■ **Task statement**
Your output must match the data word for word, with every line included.

■ **Material provided**
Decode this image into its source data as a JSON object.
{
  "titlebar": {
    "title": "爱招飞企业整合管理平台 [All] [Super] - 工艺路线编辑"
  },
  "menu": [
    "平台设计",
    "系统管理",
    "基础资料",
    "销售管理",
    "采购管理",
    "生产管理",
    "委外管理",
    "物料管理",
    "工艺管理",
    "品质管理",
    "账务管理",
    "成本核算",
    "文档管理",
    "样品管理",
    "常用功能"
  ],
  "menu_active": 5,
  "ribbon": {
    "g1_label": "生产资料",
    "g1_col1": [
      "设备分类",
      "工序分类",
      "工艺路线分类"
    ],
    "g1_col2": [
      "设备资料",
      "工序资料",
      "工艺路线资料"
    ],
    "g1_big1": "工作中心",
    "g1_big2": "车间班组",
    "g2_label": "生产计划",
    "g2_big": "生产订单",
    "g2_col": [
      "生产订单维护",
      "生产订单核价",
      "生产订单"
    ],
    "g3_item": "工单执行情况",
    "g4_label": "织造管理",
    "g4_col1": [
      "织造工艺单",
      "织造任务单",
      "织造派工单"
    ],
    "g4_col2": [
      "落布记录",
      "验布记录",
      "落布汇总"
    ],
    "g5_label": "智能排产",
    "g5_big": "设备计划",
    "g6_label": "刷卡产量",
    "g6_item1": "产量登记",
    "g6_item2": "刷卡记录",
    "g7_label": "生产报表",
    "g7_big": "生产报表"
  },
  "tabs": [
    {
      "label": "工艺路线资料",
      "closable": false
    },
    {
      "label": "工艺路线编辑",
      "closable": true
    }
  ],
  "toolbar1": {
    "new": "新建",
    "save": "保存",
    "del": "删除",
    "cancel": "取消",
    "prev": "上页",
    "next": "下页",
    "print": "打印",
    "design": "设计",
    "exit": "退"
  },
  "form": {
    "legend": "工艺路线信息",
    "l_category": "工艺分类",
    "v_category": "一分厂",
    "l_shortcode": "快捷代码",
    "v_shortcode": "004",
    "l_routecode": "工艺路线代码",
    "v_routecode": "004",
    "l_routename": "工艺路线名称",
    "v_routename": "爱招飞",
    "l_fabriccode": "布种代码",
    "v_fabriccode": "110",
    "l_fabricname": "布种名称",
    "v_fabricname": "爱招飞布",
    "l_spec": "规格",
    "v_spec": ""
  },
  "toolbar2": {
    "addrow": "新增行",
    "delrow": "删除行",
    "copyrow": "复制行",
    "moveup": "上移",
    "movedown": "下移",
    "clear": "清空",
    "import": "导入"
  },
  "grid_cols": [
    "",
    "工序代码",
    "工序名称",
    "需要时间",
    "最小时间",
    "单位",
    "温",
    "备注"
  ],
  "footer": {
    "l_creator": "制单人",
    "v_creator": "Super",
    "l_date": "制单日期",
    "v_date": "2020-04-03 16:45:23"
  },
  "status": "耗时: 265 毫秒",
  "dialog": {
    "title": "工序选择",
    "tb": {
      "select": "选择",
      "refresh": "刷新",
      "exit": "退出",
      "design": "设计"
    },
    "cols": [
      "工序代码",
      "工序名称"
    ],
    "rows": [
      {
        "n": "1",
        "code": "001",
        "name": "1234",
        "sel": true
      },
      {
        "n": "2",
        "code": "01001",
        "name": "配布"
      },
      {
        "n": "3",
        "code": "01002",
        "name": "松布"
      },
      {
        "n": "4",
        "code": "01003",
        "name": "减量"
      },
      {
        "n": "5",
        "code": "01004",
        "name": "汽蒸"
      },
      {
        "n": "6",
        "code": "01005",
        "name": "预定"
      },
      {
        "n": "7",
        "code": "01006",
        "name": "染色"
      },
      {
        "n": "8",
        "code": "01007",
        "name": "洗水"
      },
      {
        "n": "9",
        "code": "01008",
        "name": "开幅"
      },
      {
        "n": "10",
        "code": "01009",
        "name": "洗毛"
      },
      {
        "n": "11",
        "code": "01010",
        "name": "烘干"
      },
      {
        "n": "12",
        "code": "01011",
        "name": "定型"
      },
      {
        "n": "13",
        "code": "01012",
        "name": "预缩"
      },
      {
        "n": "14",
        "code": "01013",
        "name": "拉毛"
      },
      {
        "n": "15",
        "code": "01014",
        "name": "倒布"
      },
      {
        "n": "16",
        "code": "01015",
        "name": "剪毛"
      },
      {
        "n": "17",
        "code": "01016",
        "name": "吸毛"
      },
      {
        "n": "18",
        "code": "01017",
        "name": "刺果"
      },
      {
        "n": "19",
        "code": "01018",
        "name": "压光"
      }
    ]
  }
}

■ **Written answer**
Decode this image into its source data as a JSON object.
{
  "titlebar": {
    "title": "爱招飞企业整合管理平台 [All] [Super] - 工艺路线编辑"
  },
  "menu": [
    "平台设计",
    "系统管理",
    "基础资料",
    "销售管理",
    "采购管理",
    "生产管理",
    "委外管理",
    "物料管理",
    "工艺管理",
    "品质管理",
    "账务管理",
    "成本核算",
    "文档管理",
    "样品管理",
    "常用功能"
  ],
  "menu_active": 5,
  "ribbon": {
    "g1_label": "生产资料",
    "g1_col1": [
      "设备分类",
      "工序分类",
      "工艺路线分类"
    ],
    "g1_col2": [
      "设备资料",
      "工序资料",
      "工艺路线资料"
    ],
    "g1_big1": "工作中心",
    "g1_big2": "车间班组",
    "g2_label": "生产计划",
    "g2_big": "生产订单",
    "g2_col": [
      "生产订单维护",
      "生产订单核价",
      "生产订单"
    ],
    "g3_item": "工单执行情况",
    "g4_label": "织造管理",
    "g4_col1": [
      "织造工艺单",
      "织造任务单",
      "织造派工单"
    ],
    "g4_col2": [
      "落布记录",
      "验布记录",
      "落布汇总"
    ],
    "g5_label": "智能排产",
    "g5_big": "设备计划",
    "g6_label": "刷卡产量",
    "g6_item1": "产量登记",
    "g6_item2": "刷卡记录",
    "g7_label": "生产报表",
    "g7_big": "生产报表"
  },
  "tabs": [
    {
      "label": "工艺路线资料",
      "closable": false
    },
    {
      "label": "工艺路线编辑",
      "closable": true
    }
  ],
  "toolbar1": {
    "new": "新建",
    "save": "保存",
    "del": "删除",
    "cancel": "取消",
    "prev": "上页",
    "next": "下页",
    "print": "打印",
    "design": "设计",
    "exit": "退"
  },
  "form": {
    "legend": "工艺路线信息",
    "l_category": "工艺分类",
    "v_category": "一分厂",
    "l_shortcode": "快捷代码",
    "v_shortcode": "004",
    "l_routecode": "工艺路线代码",
    "v_routecode": "004",
    "l_routename": "工艺路线名称",
    "v_routename": "爱招飞",
    "l_fabriccode": "布种代码",
    "v_fabriccode": "110",
    "l_fabricname": "布种名称",
    "v_fabricname": "爱招飞布",
    "l_spec": "规格",
    "v_spec": ""
  },
  "toolbar2": {
    "addrow": "新增行",
    "delrow": "删除行",
    "copyrow": "复制行",
    "moveup": "上移",
    "movedown": "下移",
    "clear": "清空",
    "import": "导入"
  },
  "grid_cols": [
    "",
    "工序代码",
    "工序名称",
    "需要时间",
    "最小时间",
    "单位",
    "温",
    "备注"
  ],
  "footer": {
    "l_creator": "制单人",
    "v_creator": "Super",
    "l_date": "制单日期",
    "v_date": "2020-04-03 16:45:23"
  },
  "status": "耗时: 265 毫秒",
  "dialog": {
    "title": "工序选择",
    "tb": {
      "select": "选择",
      "refresh": "刷新",
      "exit": "退出",
      "design": "设计"
    },
    "cols": [
      "工序代码",
      "工序名称"
    ],
    "rows": [
      {
        "n": "1",
        "code": "001",
        "name": "1234",
        "sel": true
      },
      {
        "n": "2",
        "code": "01001",
        "name": "配布"
      },
      {
        "n": "3",
        "code": "01002",
        "name": "松布"
      },
      {
        "n": "4",
        "code": "01003",
        "name": "减量"
      },
      {
        "n": "5",
        "code": "01004",
        "name": "汽蒸"
      },
      {
        "n": "6",
        "code": "01005",
        "name": "预定"
      },
      {
        "n": "7",
        "code": "01006",
        "name": "染色"
      },
      {
        "n": "8",
        "code": "01007",
        "name": "洗水"
      },
      {
        "n": "9",
        "code": "01008",
        "name": "开幅"
      },
      {
        "n": "10",
        "code": "01009",
        "name": "洗毛"
      },
      {
        "n": "11",
        "code": "01010",
        "name": "烘干"
      },
      {
        "n": "12",
        "code": "01011",
        "name": "定型"
      },
      {
        "n": "13",
        "code": "01012",
        "name": "预缩"
      },
      {
        "n": "14",
        "code": "01013",
        "name": "拉毛"
      },
      {
        "n": "15",
        "code": "01014",
        "name": "倒布"
      },
      {
        "n": "16",
        "code": "01015",
        "name": "剪毛"
      },
      {
        "n": "17",
        "code": "01016",
        "name": "吸毛"
      },
      {
        "n": "18",
        "code": "01017",
        "name": "刺果"
      },
      {
        "n": "19",
        "code": "01018",
        "name": "压光"
      }
    ]
  }
}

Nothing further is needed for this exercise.